discriminate in sport on the grounds of gender, ethnicity, religion/belief, sexual
orientation or gender identity. If they refuse to sign, they should be denied
participation in the games.
2. Jacque Rogge and Lord Coe should
make a public statement that lesbian, gay,
bisexual and trangender (LGBT) athletes are welcome at London 2012 and that
participating nations must not discriminate on the grounds of sexual orientation or
gender identity,” said Mr Tatchell.
Olympics: Open Letter to Lord Coe & IOC
Call for all nations to sign equality pledge - or face ban
prohibits discrimination. Not enforced
President of the International Olympic Committee
Chair of the London Organising Committee for the Olympic & Paralympic Games
18 July 2012
Dear Lord Coe and Jacques Rogge,
IOC & LOCOG urged to enforce Olympic Charter
The Olympic Charter prohibits discrimination in sport. It states:
“Any form of discrimination with regard to a country or a person on grounds of race, religion, politics, gender or otherwise is incompatible with belonging to the Olympic Movement”
Despite this laudable commitment, many nations deny equal opportunities to women athletes and to those from ethnic, religious and sexual minorities. They violate the Olympic spirit of equality. This discrimination takes the form of a lack of equal access to sports facilities, competitions and the Olympic selection process.
Some examples include:
The government of Saudi Arabia provides almost no sports facilities for women. It has selected only two token women athletes to compete in the London Olympics - and neither woman actually lives in Saudi Arabia.
Iran practices systematic discrimination against its Kurdish, Arab and Baluch citizens. It holds gender segregated sports competitions and forces female competitors to cover themselves head-to-toe, even if they do not want to. Women athletes are forbidden to have male coaches or to participate in sports that involve physical contact with male sports officials.
India’s dalits (so-called ‘untouchables’) suffer economic and social marginalisation, which means they have little or no hope of developing their sporting talents and securing 2012 selection. They are, in effect, Olympic outcasts.
In over 150 countries, lesbian, gay, bisexual and transgender (LGBT) athletes are forced to hide their sexuality in order to get selected and compete; otherwise they would be rejected and possibly face imprisonment. In the absence of laws against homophobic discrimination, victimisation and bias against LGBT athletes is endemic in most competing nations.

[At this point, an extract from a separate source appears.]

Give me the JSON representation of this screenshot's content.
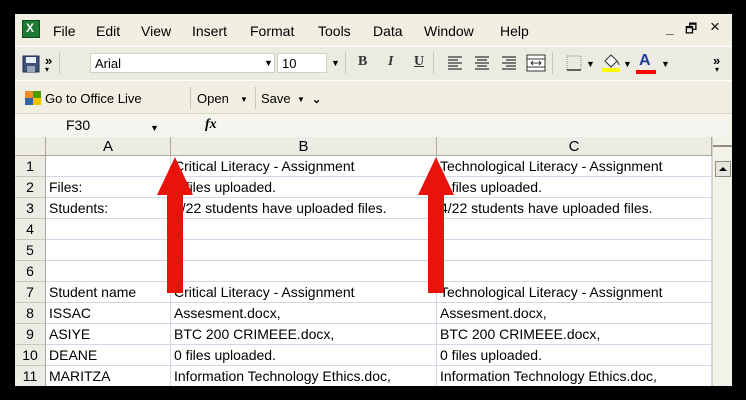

This social marginalisation and exclusion means that in many countries women and minorities have almost no chance of representing their country at London 2012, no matter how talented they are.
I call on the IOC and LOCOG to enforce the Olympic Charter by:
Requiring all competing nations to sign a pledge that they
discriminate in sport on the grounds of gender, ethnicity, religion/belief,
sexual orientation or gender identity. If they refuse to sign, they should be
denied participation in the games.
2. Making a public statement
that LGBT athletes are welcome at London
2012 and that participating nations must not discriminate on the grounds of
sexual orientation or gender identity.
The Olympics should be open to everyone, based solely on merit and without discrimination.
Sport should have no boundaries or exclusions. There should be a level-playing field for all competitors, regardless of their background.
Any country that discriminates in sport against women or ethnic, religious or sexual minorities should be disqualified from the 2012 Olympics
The Olympic Charter states:
Fundamental principles of Olympism
4. The practice of sport is a human right. Every individual must have the possibility of practising sport, without discrimination of any kind and in the Olympic spirit, which requires mutual understanding with a spirit of friendship, solidarity and fair play.
6. Any form of discrimination with regard to a country or a person on grounds of race, religion, politics, gender or otherwise is incompatible with belonging to the Olympic Movement.
7. Belonging to the Olympic Movement requires compliance with the Olympic Charter
Please advise me what action the IOC and LOCOG is taking to ensure compliance with the non-discrimination provisions of the Olympic Charter.
Director of the human rights advocacy organisation, the Peter Tatchell Foundation.